The Internet is chock full of tricks and tips for problem sleepers. It seems that every blogger with an audience has helpful advice on how to fall and stay asleep. Unfortunately, as is true with too much information on the Web, you simply can’t trust everything you read.
Sleep is a complicated phenomenon, and though atypical solutions may work for some, for most sleepers, there are strict rules they should follow to ensure a full and restful sleep. Before you waste another night tossing and turning due to poor counsel, learn which suggestions are good and which will leave you wide-eyed all night long.
Won’t: Eating Certain Foods
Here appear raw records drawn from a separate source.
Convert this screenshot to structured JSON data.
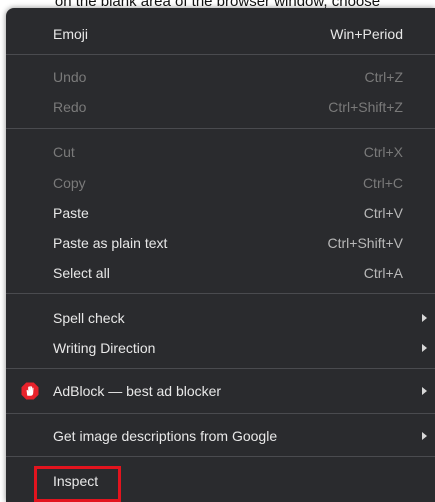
{
  "caption": "on the blank area of the browser window, choose",
  "menu": {
    "emoji": {
      "label": "Emoji",
      "shortcut": "Win+Period"
    },
    "undo": {
      "label": "Undo",
      "shortcut": "Ctrl+Z"
    },
    "redo": {
      "label": "Redo",
      "shortcut": "Ctrl+Shift+Z"
    },
    "cut": {
      "label": "Cut",
      "shortcut": "Ctrl+X"
    },
    "copy": {
      "label": "Copy",
      "shortcut": "Ctrl+C"
    },
    "paste": {
      "label": "Paste",
      "shortcut": "Ctrl+V"
    },
    "paste_plain": {
      "label": "Paste as plain text",
      "shortcut": "Ctrl+Shift+V"
    },
    "select_all": {
      "label": "Select all",
      "shortcut": "Ctrl+A"
    },
    "spell_check": {
      "label": "Spell check"
    },
    "writing_direction": {
      "label": "Writing Direction"
    },
    "adblock": {
      "label": "AdBlock — best ad blocker",
      "icon": "adblock-hand-icon"
    },
    "image_descriptions": {
      "label": "Get image descriptions from Google"
    },
    "inspect": {
      "label": "Inspect"
    }
  },
  "colors": {
    "menu_bg": "#2a2b2e",
    "highlight": "#e2141e",
    "adblock_red": "#e8222b"
  }
}
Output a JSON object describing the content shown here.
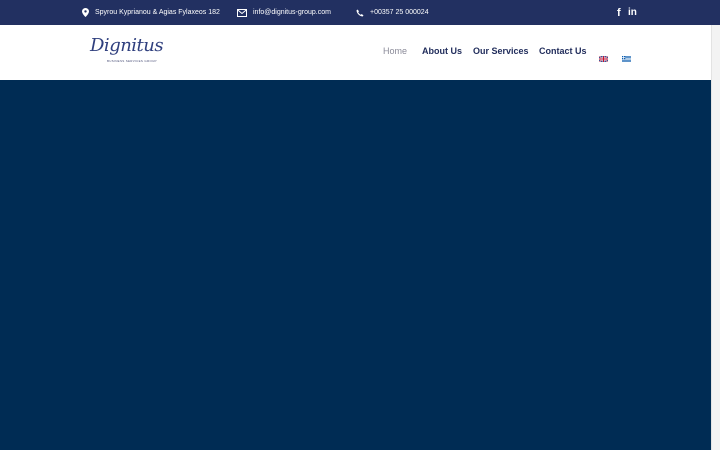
{
  "topbar": {
    "address": "Spyrou Kyprianou & Agias Fylaxeos 182",
    "email": "info@dignitus-group.com",
    "phone": "+00357 25 000024",
    "social": {
      "facebook": "f",
      "linkedin": "in"
    }
  },
  "header": {
    "logo": {
      "name": "Dignitus",
      "tagline": "BUSINESS SERVICES GROUP"
    },
    "nav": [
      "Home",
      "About Us",
      "Our Services",
      "Contact Us"
    ],
    "languages": [
      "English",
      "Greek"
    ]
  },
  "colors": {
    "topbar_bg": "#223061",
    "hero_bg": "#002c54",
    "nav_text": "#1f2b5a",
    "nav_active": "#8a8a98"
  }
}
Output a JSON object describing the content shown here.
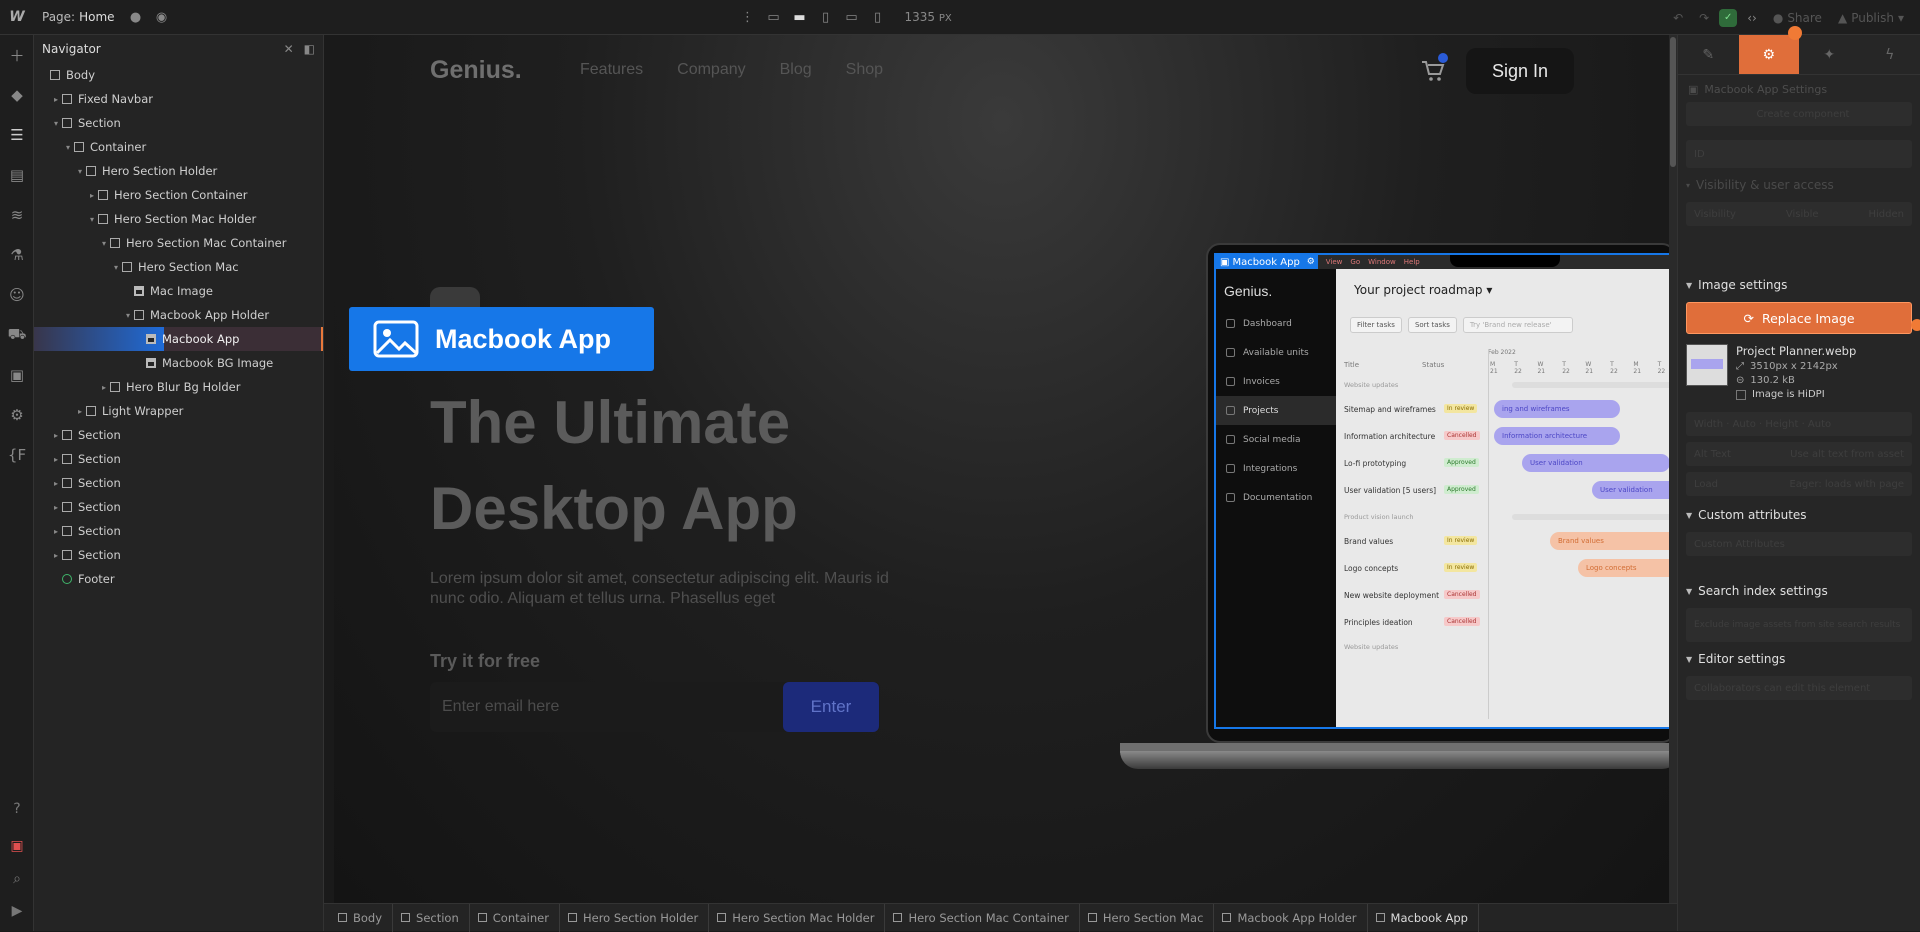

What seems to be the biggest sleeping trend of late is that certain specific foods increase a person’s ability to fall and stay asleep. Lists of these foods have swelled into the double digits, and they usually include tasty treats that are excellent for snacking. Some usual items on “foods that help you sleep” lists are:
- Whole grains
These foods should seem familiar: They are some of the healthiest foods that are inexpensive and widely available. These foods don’t contain any magical soporific ingredients; they are simply good for the body as a whole. Generally, healthy people have less trouble falling asleep, but these foods are by no means a guarantee for fast, full rest.
Will: Not Eating
Instead, those who have trouble falling and staying asleep should strongly consider avoiding food altogether for a few hours before bedtime. Consuming food (and beverages other than water) even a couple hours before sleeping causes a number of issues. Food is your main energy source, so eating refuels the mind and body to make you more awake and focused — which is the exact opposite state you want before bed.
Additionally, lying down after eating increases your risk for heartburn, as strong stomach acids can creep up the esophagus much easier while you are supine, and the burning pain will certainly disrupt your sleep. To prevent sleep disruption from food, you should avoid dining (particularly on acidic or fatty foods) for three or more hours before bed.
Won’t: Using Special Scents or Sounds
It seems that scientists are still unlocking the secrets of the senses, which is perhaps why so many trouble sleepers ascribe to the idea that relaxing scents and sounds will send them dozing in seconds. Indeed, the brain develops powerful connections using information from the nose and ears, but that means a sleeper’s ability to relax using certain smells and noises depends entirely on his/her past encounters with the sensations.
For example, for travelers who prefer to relax on beaches, the sound of lapping waves may be soporific; however, avid surfers and water sport enthusiasts may feel exhilarated by the noise. Aromatherapy and sound therapy may work for some, but they certainly aren’t a cure-all for sleep issues.
Will: Sleeping on the Right Bed
Instead, the key to drifting off quickly and deeply is sleeping on the right bed for your body type. Smaller people typically need softer cushions that yield to their lightweight frames, while larger individuals require the support of firmer mattresses. This disparity is why the popular number bed is so common among married or cohabiting couples, who share a bed despite their differing bed needs. Most experts suggest buying a new mattress every seven years to sleep on the most comfortable and secure bed possible.
Won’t: Avoiding Naps
Most trouble sleepers believe that if they exhaust their minds and bodies, they will be so tired at bedtime that they will immediately slip into sleep. In this line of reasoning, naps are strictly forbidden. Unfortunately, all sleepers are accomplishing with this misguided remedy is ensuring their discomfort and decreased productivity throughout the day.
The time since the last rest does factor slightly into a person’s drowsiness and ability to fall asleep, but the circadian rhythm is far more responsible for fast, efficient rest. Feelings of sleepiness ebb and flow throughout the day due to the rhythm, and trouble sleepers whose rhythm is off-beat will likely feel wide-awake before bedtime no matter how many hours they’ve been awake.
Will: Setting a Sleep Schedule
Instead, you should establish a strict sleeping routine and stick to it. Your routine should encompass both falling asleep and waking up, and it should include strict bedtimes and wake-up times. Additionally, you can create a pattern of activities to prepare your body for sleep (or wakefulness) like showering, brushing teeth, reading, and meditating. With this regular sequence, your mind and body will start to recognize the signs of impending sleep, and you will eventually fall asleep much faster. You may even be able to incorporate naps into your sleep schedule — as long as they are shorter than 90 minutes and never fall after 4 p.m.